■ WORK ITEM: Your answer should be every line with the word "value", copied from the data below.
● ● ● ● ● ● ●
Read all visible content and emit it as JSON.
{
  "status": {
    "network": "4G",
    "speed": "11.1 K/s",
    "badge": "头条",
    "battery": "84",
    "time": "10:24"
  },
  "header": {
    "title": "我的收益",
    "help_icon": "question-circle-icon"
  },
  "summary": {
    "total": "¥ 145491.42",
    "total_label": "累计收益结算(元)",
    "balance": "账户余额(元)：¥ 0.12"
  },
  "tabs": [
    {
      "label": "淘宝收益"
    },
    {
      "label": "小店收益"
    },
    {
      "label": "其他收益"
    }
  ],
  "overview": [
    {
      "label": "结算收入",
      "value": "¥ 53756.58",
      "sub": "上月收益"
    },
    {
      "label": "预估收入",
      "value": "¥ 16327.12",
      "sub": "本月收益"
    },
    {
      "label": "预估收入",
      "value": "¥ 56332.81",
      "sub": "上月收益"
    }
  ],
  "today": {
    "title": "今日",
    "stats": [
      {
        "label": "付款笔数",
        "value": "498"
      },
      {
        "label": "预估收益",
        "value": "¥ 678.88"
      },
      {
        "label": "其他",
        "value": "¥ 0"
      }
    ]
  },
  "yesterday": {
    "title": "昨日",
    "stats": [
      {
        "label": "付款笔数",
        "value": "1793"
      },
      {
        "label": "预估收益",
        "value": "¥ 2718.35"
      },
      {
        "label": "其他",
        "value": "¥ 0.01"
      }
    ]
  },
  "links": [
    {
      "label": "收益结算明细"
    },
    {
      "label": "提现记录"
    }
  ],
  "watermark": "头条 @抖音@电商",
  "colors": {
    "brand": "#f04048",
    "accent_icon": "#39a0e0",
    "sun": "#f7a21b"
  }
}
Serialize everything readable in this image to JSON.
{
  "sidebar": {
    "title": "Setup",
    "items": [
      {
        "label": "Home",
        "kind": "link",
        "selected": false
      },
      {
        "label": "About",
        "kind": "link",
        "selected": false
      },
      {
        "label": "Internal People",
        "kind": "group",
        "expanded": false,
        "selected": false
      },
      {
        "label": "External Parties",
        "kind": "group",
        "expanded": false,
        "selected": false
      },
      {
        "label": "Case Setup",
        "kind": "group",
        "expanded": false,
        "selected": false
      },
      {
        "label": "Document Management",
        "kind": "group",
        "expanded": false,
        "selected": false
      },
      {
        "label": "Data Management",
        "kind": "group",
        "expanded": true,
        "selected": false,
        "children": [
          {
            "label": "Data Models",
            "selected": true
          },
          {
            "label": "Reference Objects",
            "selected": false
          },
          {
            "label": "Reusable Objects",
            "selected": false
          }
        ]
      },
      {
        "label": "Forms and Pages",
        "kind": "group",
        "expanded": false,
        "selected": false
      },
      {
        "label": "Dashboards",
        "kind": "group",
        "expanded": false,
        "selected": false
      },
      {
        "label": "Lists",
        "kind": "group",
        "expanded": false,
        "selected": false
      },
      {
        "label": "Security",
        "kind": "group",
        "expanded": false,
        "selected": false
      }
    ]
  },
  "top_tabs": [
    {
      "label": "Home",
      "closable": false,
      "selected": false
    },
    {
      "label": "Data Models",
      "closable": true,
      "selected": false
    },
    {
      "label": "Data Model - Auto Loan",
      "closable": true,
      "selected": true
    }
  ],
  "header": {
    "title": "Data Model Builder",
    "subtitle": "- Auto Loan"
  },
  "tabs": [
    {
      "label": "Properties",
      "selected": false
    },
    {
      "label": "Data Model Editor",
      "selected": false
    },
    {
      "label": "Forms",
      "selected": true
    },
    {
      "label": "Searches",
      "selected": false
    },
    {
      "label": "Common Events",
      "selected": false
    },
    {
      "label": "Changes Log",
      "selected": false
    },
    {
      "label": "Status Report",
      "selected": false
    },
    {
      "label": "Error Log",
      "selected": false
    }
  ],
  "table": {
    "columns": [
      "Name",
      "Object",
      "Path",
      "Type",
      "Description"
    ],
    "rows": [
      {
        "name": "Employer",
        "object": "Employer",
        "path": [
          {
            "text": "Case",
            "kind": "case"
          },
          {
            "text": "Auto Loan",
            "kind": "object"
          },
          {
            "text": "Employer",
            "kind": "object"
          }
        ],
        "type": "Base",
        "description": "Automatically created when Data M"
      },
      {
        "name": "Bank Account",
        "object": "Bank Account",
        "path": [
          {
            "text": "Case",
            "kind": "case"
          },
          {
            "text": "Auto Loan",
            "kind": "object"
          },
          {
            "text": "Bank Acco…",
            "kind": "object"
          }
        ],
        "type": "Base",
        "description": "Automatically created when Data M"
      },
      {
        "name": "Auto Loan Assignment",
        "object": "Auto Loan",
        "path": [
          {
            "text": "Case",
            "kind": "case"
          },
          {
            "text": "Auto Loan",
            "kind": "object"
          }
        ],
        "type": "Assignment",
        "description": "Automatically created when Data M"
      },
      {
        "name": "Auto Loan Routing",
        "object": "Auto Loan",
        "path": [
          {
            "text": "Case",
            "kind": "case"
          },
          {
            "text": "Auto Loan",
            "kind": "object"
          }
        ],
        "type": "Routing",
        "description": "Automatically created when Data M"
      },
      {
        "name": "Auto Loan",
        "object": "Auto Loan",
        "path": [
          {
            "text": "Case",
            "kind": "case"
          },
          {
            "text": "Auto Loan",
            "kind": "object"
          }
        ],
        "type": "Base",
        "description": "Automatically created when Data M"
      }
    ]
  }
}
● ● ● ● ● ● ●
■ TASK OUTPUT:
      "value": "¥ 53756.58",
      "value": "¥ 16327.12",
      "value": "¥ 56332.81",
        "value": "498"
        "value": "¥ 678.88"
        "value": "¥ 0"
        "value": "1793"
        "value": "¥ 2718.35"
        "value": "¥ 0.01"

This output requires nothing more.